Jesus is entering Jerusalem, the heart of people, the pandemic wound of our global humanity, the identity of a nation, the foundation of a religion. The pandemic is forcing us to show up this Holy Week and pass the test ready or not. We are living something together, a common experience of life.
God calls us to stay awake with him this holy week. To stay with the suffering is the challenge until it breaks our own hardened hearts and until they become open hearts filled with compassion for all humanity. We are called to be the suffering servant of our first reading from Isaiah, the one who holds fast to this enduring gift of strength from God and is ready to face anything. “I have not rebelled, not turned back.” However, this fidelity to the mission inevitably brings persecution. Why? It is because the Servant who truly ‘listens’ to the Word of God, who concretely lives it, quickly unsettles others. Out of his own conversion the Servant calls others to conversion. Some hear the call, others reject it and turn against the servant. To renew his strength, each morning the Servant comes before the One who enables him to face whatever the day brings. “Morning after morning he opens my ear…The Lord is my help, therefore I am not disgraced.

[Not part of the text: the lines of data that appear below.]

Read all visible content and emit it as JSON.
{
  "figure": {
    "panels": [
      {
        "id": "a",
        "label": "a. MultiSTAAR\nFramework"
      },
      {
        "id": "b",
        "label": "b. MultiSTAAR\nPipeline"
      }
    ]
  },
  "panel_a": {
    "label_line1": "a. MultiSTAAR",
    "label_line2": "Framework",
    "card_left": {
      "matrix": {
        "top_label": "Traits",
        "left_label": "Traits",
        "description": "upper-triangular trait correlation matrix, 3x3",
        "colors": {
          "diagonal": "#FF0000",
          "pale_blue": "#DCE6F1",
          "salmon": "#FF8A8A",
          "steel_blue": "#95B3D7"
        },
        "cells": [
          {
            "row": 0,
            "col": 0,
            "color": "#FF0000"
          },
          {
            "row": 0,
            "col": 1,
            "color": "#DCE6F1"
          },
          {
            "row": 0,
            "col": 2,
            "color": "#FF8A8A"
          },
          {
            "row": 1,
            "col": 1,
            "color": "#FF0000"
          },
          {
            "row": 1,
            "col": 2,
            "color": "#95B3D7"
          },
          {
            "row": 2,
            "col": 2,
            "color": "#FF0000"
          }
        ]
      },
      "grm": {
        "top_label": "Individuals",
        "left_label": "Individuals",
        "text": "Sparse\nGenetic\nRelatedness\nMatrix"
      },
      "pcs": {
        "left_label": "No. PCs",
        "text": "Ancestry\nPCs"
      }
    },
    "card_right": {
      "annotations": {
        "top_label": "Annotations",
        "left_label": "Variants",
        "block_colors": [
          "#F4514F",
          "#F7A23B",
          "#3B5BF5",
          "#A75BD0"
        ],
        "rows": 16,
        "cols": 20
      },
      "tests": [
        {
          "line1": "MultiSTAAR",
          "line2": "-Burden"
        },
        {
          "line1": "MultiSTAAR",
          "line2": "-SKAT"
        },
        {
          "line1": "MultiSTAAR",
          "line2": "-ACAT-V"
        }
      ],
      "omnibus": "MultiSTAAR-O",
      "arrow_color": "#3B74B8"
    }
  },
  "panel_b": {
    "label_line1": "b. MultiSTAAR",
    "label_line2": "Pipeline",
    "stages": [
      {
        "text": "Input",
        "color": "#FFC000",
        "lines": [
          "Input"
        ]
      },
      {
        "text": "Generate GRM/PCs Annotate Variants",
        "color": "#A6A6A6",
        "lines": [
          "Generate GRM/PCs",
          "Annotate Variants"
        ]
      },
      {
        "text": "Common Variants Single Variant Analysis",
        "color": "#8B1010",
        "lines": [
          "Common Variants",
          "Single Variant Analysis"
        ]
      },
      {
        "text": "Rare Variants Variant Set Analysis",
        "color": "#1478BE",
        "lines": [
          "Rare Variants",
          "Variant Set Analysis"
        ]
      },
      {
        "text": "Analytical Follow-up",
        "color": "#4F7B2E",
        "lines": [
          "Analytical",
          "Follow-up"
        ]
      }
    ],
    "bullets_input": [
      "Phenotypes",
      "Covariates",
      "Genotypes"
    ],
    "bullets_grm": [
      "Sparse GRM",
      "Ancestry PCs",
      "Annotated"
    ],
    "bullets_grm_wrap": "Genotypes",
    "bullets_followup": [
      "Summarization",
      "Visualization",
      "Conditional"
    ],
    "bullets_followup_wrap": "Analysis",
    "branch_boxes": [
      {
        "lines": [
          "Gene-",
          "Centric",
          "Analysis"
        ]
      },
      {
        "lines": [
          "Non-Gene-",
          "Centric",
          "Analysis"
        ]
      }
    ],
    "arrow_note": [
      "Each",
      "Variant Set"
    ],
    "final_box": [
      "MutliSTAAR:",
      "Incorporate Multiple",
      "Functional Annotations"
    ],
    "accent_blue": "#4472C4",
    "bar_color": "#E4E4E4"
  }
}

I have set my face like flint.”
Isaiah was addressing his humiliated and persecuted contemporaries exiled in Babylon; but of course, when one reads Christ’s Passion, Jesus Christ clearly embodies the image of the Suffering Servant of God. An open ear to God’s Word, an unshakeable confidence that brings with it the certainty of victory, in the midst of turmoil and persecution. This perfectly describes Jesus as he enters Jerusalem as the crowds acclaim him with palm branches, thereby signaling and precipitating his fateful end.
In the Passion we have just heard Matthew emphasizes the contrast between the condemned man’s powerlessness and the greatness ascribed to him by some pagans: “righteous man,” “King of the Jews,” “Son of God,” “Truly, this was the Son of God.” It is in his powerlessness that Jesus manifests his true greatness, which is the greatness of God, that is to say, that of infinite love. The turmoil of Palm Sunday points to a deeper mystery of Jesus’ identity and leaves us asking, “Who is this?”
Michael Marsh suggests, He is not the sweet baby Jesus of Christmas card fame. He is not our buddy and our pal. He is not our copilot. He is a man of turmoil. His turmoil is life-giving and God-revealing. The turmoil he brings calls our life and the turmoil of our world into alignment with God’s life. His entry into Jerusalem inaugurates a Holy Week of turmoil; realigning our relationships and teaching us the intimacy of washing feet, calling us to die before death comes, and breaking open our lives in ways we never thought possible. The turmoil Jesus brings and enters into is the chaos out of which new life will be born on his and our Easter Sunday. That is, if we show up and allow this turmoil to be the testing period of deep transformation. Are we willing to be called to a different trust in life and death during this Holy Week?